Life jacket facts
Drowning. It is human nature to think it can't happen to me--but it can. The majority of people who drown in boating accidents know how to swim but become incapacitated in the water.
- Sometimes they are injured or unconscious.
- Others develop hypothermia or become exhausted.
- Some are weighed down by clothing.
It is important to wear a life jacket at all times while boating.
- An accident can happen without warning.
- Usually after the accident, the life jackets are not within reach--in cabinets, trapped under the vessel, floating far away in the water.
- Sandbars are not permanent. Sandbars are constantly moving, and the downstream end is often unstable and will not support a person walking on it (think quicksand). This is particularly true when the sandbar is covered by a few inches of water. Life jackets will keep you on top of the water if you walk off an unexpected drop off.
Life Jackets for all water sports
The common reasons people give for not wearing a life jacket are that it is too hot, or it will mess up their tan line, or they are simply not comfortable.
Many people don't realize the variety of new life jackets that are on the market today--belt packs and other jackets that are low profile, lightweight, easy to move in, and come in many sizes, styles and shapes for every person and every sport. There are even ones for pets!
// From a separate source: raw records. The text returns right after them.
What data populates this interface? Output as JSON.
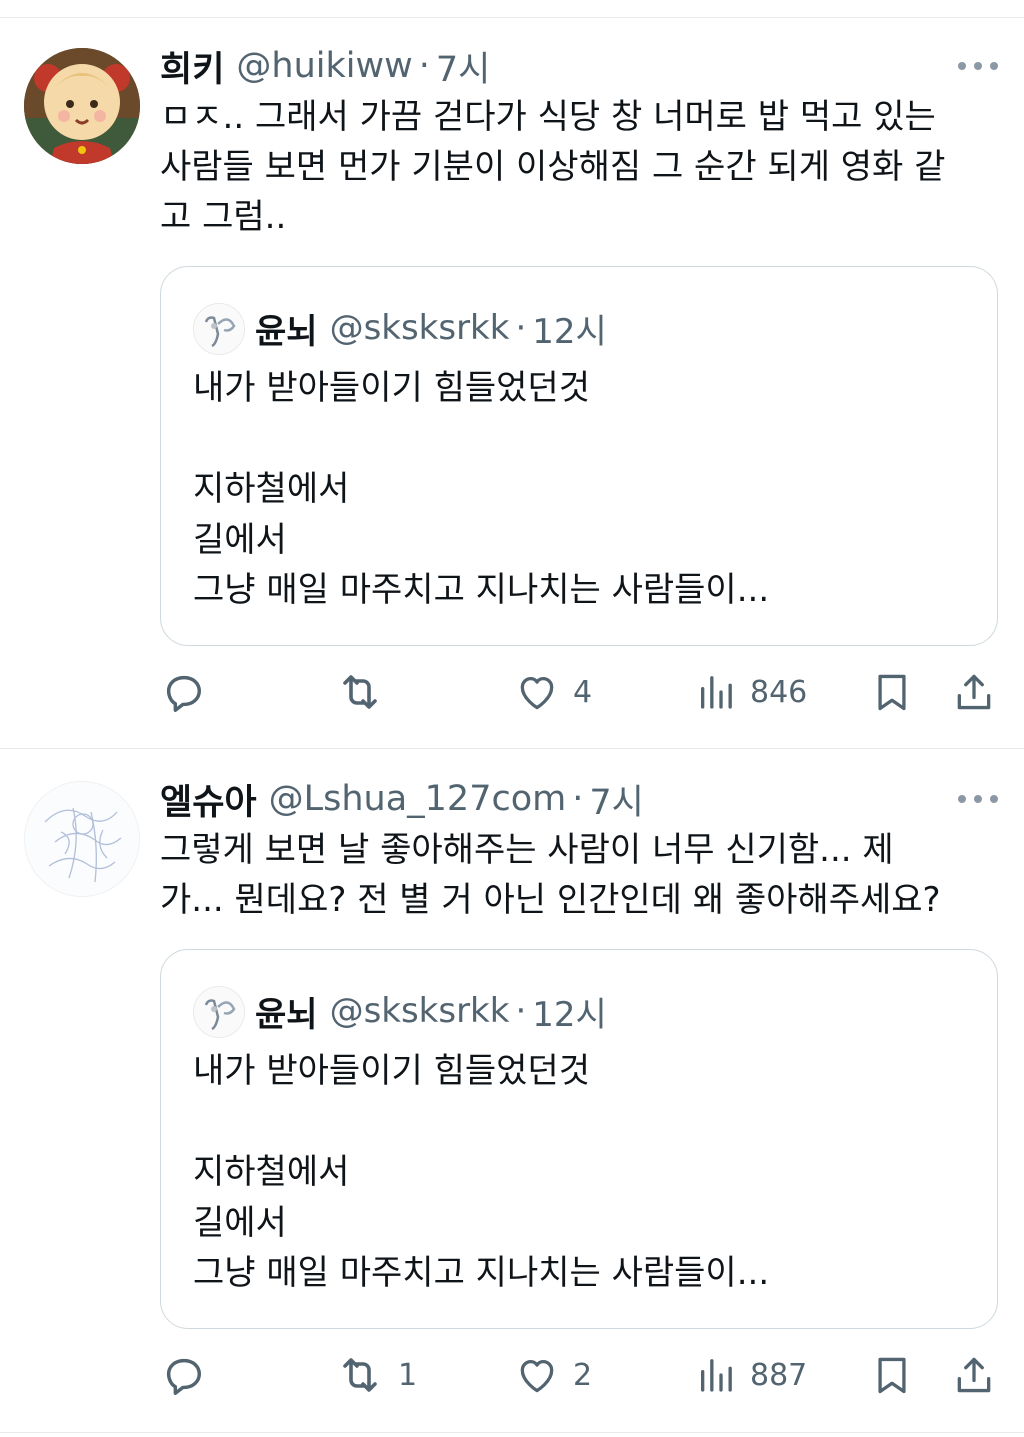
{
  "tweets": [
    {
      "author_name": "희키",
      "handle": "@huikiww",
      "separator": "·",
      "time": "7시",
      "text_lines": [
        "ㅁㅈ.. 그래서 가끔 걷다가 식당 창 너머로 밥 먹고 있는",
        "사람들 보면 먼가 기분이 이상해짐 그 순간 되게 영화 같",
        "고 그럼.."
      ],
      "quote": {
        "author_name": "윤뇌",
        "handle": "@sksksrkk",
        "separator": "·",
        "time": "12시",
        "lines": [
          "내가 받아들이기 힘들었던것",
          "",
          "지하철에서",
          "길에서",
          "그냥 매일 마주치고 지나치는 사람들이..."
        ]
      },
      "stats": {
        "replies": "",
        "retweets": "",
        "likes": "4",
        "views": "846"
      }
    },
    {
      "author_name": "엘슈아",
      "handle": "@Lshua_127com",
      "separator": "·",
      "time": "7시",
      "text_lines": [
        "그렇게 보면 날 좋아해주는 사람이 너무 신기함... 제",
        "가... 뭔데요? 전 별 거 아닌 인간인데 왜 좋아해주세요?"
      ],
      "quote": {
        "author_name": "윤뇌",
        "handle": "@sksksrkk",
        "separator": "·",
        "time": "12시",
        "lines": [
          "내가 받아들이기 힘들었던것",
          "",
          "지하철에서",
          "길에서",
          "그냥 매일 마주치고 지나치는 사람들이..."
        ]
      },
      "stats": {
        "replies": "",
        "retweets": "1",
        "likes": "2",
        "views": "887"
      }
    }
  ],
  "icons": {
    "more": "more-dots-icon",
    "reply": "reply-icon",
    "retweet": "retweet-icon",
    "like": "heart-icon",
    "views": "analytics-icon",
    "bookmark": "bookmark-icon",
    "share": "share-icon"
  },
  "colors": {
    "text": "#0f1419",
    "secondary": "#536471",
    "border": "#cfd9de",
    "divider": "#e7e9ea"
  }
}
Visit the U.S. Coast Guard Office of Boating Safety webpage to learn more.
It's the law
All vessels (including canoes, kayaks, and paddleboards) must have at least one USCG-approved Wearable life jacket for each person on board.
All vessels 16 feet or more in length must have one USCG-approved Throwable personal flotation device on board that is immediately accessible.
Every person on board a personal watercraft must wear a USCG-approved life jacket.
Sailboards and windsurfers are exempt from life jacket requirement, but are highly encouraged to wear one.
Federal law requires children under the age of 13 to wear a USCG-approved life jacket while underway in an open vessel on federally controlled waters.
All life jackets must be:
- in good and serviceable condition, which means no tears, rips, broken straps or snaps;
- readily accessible, which means you are able to put the life jacket on quickly in an emergency; and
- of the proper size for the intended wearer. Sizing for life jackets is based on body weight and chest size.